Constitution Day Panel Answers Questions on Immigration

Madison Venckus, News Editor

Immigration attorneys discussed the Trump administration’s travel ban and its relationship to the Constitution in a recent celebration of Constitution Day at the College of DuPage. Although the three attorneys worked with immigrants in different capacities, the three seemed to share similar viewpoints on the matter.

“Immigration is incredibly complicated. A lot of people have little snippets of information, but they don’t understand the entire picture,” family immigration attorney, Elizabeth McGuan said.

McGuan began the discussion by overviewing the Constitution and how immigration laws have developed over time. She proposed the idea in her opening speech that unless we are 100 percent Native American, we are all immigrants or descendants of immigrants.
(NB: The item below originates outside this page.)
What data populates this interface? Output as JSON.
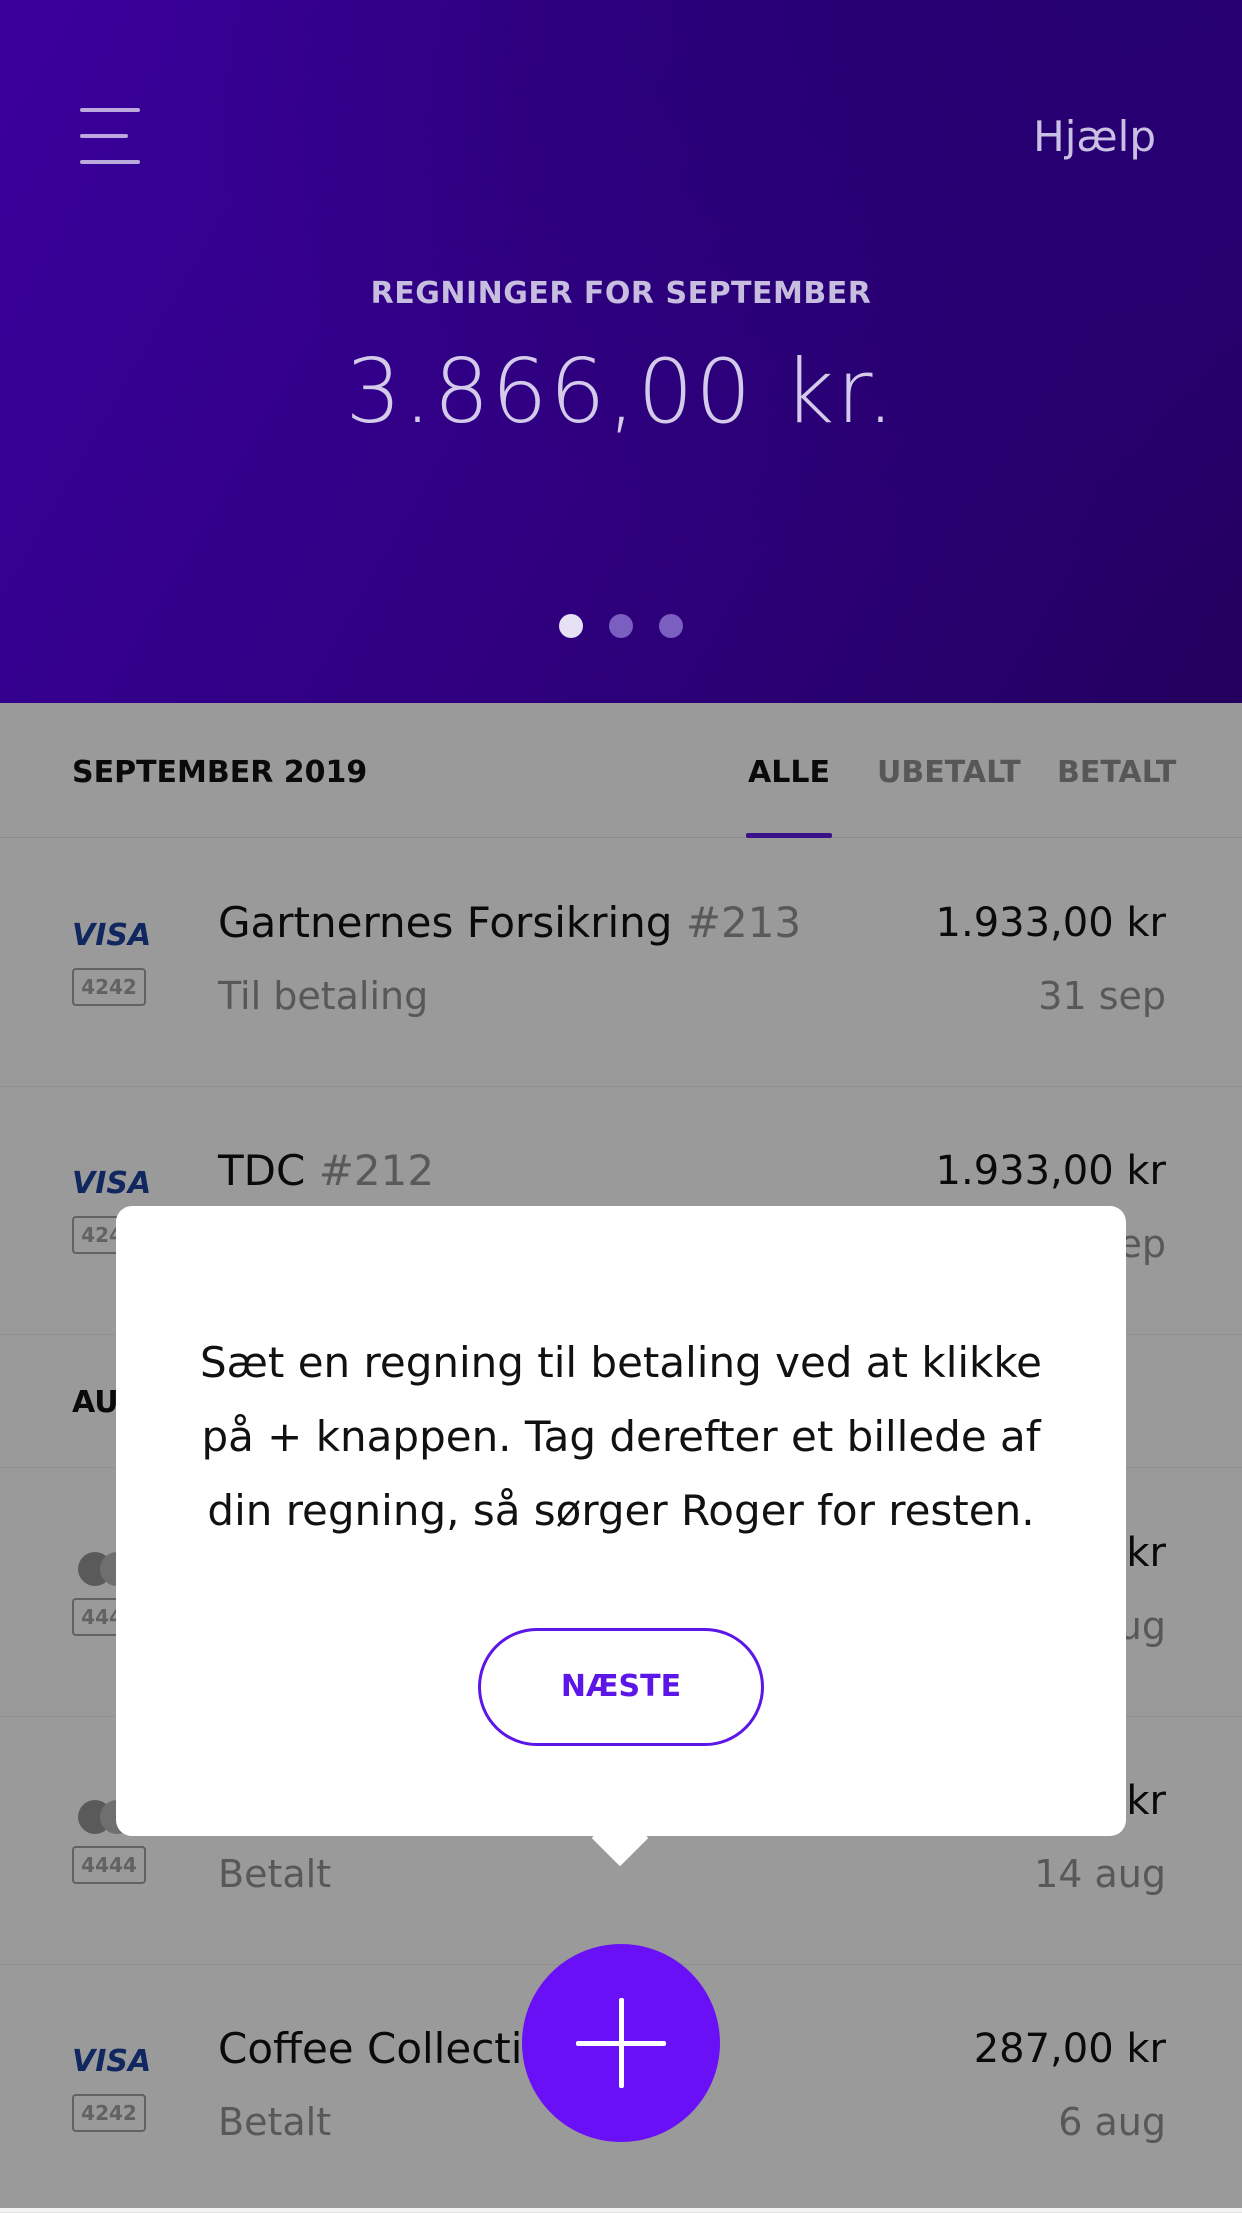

“This country will continue, as it has for 200 years, to rely on the Constitution as our main force…Our presidents will change, our Supreme Courts will swing right or left, but the Constitution remains the same,” McGuan said.

DACA and U Visa attorney Rocio Becerril and criminal law attorney Neil Levine joined McGuan on the panel in William J. Bauer Mock Courtroom.

Questions ranged from how immigrants can become sponsored by current U.S. citizens, to a few misconceptions about why people immigrate illegally to America.

The panel spoke about sponsorship and whether or not it is helpful to be married to a U.S. citizen if you are an undocumented immigrant.

“In order to be sponsored or to obtain a green card, you need to have someone sponsor you. Your parents, children over age 21, siblings or someone who already has documentation can sponsor you,” Becerril said.

Sponsorship is a necessity when non-citizens overstay their visas by multiple years and need to renew them, or don’t have documentation to begin with.

“ If you entered with a visa, it’s a lot easier to get a green card when marrying a U.S. citizen,” Becerril said.

As the panel wrapped up the question and answer segment, a few misconceptions were laid out, beginning with the difference between a refugee and an asylee.

“A refugee is someone who has come into the United States with refugee status, while an asylee is someone who comes to the border and says, ‘they’re going to kill me,’” McGuan said.

Panel facilitator Robert Moorehead addressed another common misunderstanding about undocumented immigrants causing crime to spike in the United States.

“Documented and undocumented immigrants are less likely than a native born to commit a crime… The more Americanized they [immigrants] become, the more likely they are to commit a crime,” Moorehead said.

Three paralegal studies students also spoke about their personal experiences immigrating to America or emigrating from America.

COD student Melanie Corpe returned to America after living in China for two years. She highlighted parts of the Constitution that fascinate her.

“The wisdom of the Constitution is demonstrated in many ways, from its structured and detailed approach to its straightforward and direct language. Perhaps one of the most important features of the Constitution, in my opinion, is its constant acknowledgement of impermanence,” Corpe said.

The second COD paralegal student invited to the stage was Inez Karlsson, a first generation immigrant from Sweden. Karlsson proposed a more positive way for immigrants to enter America and become successful as she did back in 2005.

“Just like I’ve worked hard, all the others that come to this country have the obligation to work hard as well,” Karlsson said. “ In today’s society, immigrants must work harder to integrate themselves into American culture while trying to become established in their own communities.”

Paralegal Karin Mandigo spoke about federally run detention centers for children captured with their parents while trying to immigrate into America. In May of 2017, these facilities ran at about 30 percent occupancy with approximately 2,400 children in custody, she said. As of May of 2018, following President Donald Trump’s zero tolerance policy, the facilities ran at 90 percent occupancy.

According to a 1997 Flores settlement, children of families caught migrating across one country to the next illegally may only be taken away from their parents for a maximum of 20 days. Since the instatement of Trump’s zero tolerance policy on illegal immigration, children and parents have been held apart for more extensive periods of time with release dates unknown.

Mandigo relates the holding of immigrants from southern countries to the rounding up of approximately 12,000 Japanese Americans in internment camps during World War II. Reparations have since been given to survivors of the Japanese internment camps for a denial of their basic Constitutional rights but can not make up for hardships and loss faced by the citizens, she said.

In addition to the Constitution Day panel and discussion, the COD Library hosted student, faculty and staff participation in rewriting the Constitution by hand. The rewriting is encouraged as a way to study and reflect upon the supreme law.

Madison Venkus